In terms of challenging Force users, I suggest that you do not borrow from D&D. Most encounters in Star Wars are not meant to be balanced or challenging. The purpose of combat in Star Wars is to look cool and/or move the plot of the story forward. Unless it's an encounter with the Bounty Hunter, the Dragon, a Crime Lord, or the Big Bad Evil Guy, then combat should basically be an opportunity to be the BIG DAMN HEROES who can wade into combat against countless mooks with little concern for safety, in order to save the princess or uncover the separatist plot.

So unless it's a boss fight, don't try to out optimize or out think your players. And if it is a boss fight, then just use the Force and the many PrC Talents the book gives you against them.

MeeposFire
2011-02-01, 09:39 PM
Well, technically speaking a lightsaber should kill people in one hit, so increasing damage isn't much of an issue.

And typically so did blasters that hit anything vital, just like lightsabers. The game has a level of abstraction just like all D&D and D&D clones.

Kaldrin
2011-02-02, 12:52 AM
Why do you guys always look to combat/mechanics for challenging players playing a specific type of character?

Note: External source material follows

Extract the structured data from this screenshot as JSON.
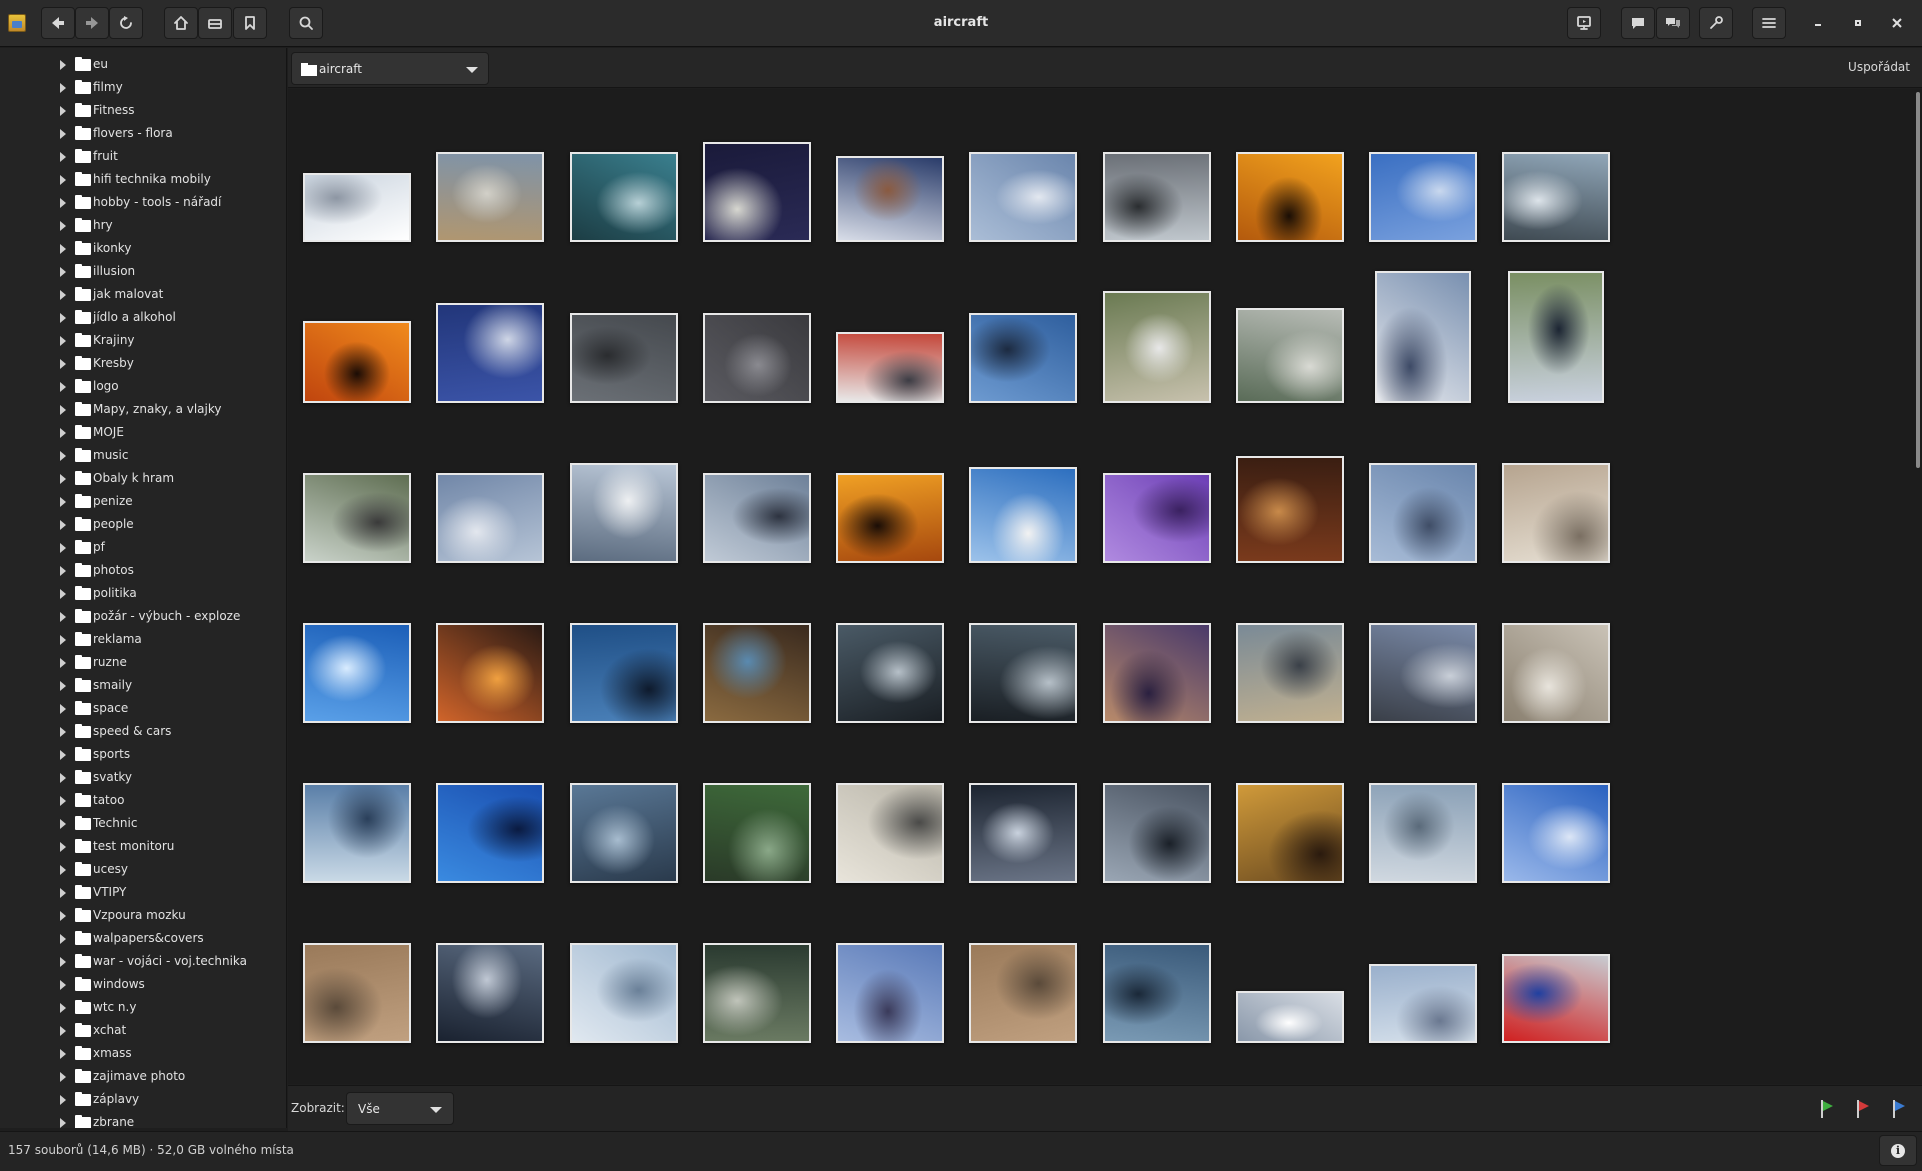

I played a jedi in our last campaign of Saga and all my challenges were role-played. I had to resist attacking a grey knight to prove that I wasn't evil, try and talk a hidden apprentice of the emperor down from the dark side, etc.

As far as mechanics went, none of our combats gave me the impression that I was overpowered or underpowered. If anything the lack of ability to do horrendous amounts of damage with the lightsaber actually balanced the class a bit. It was a tool as much as a weapon. The force powers seemed powerful, but when I went hog wild with them I almost died from lack of vitality. So, it kind of self-balanced that way.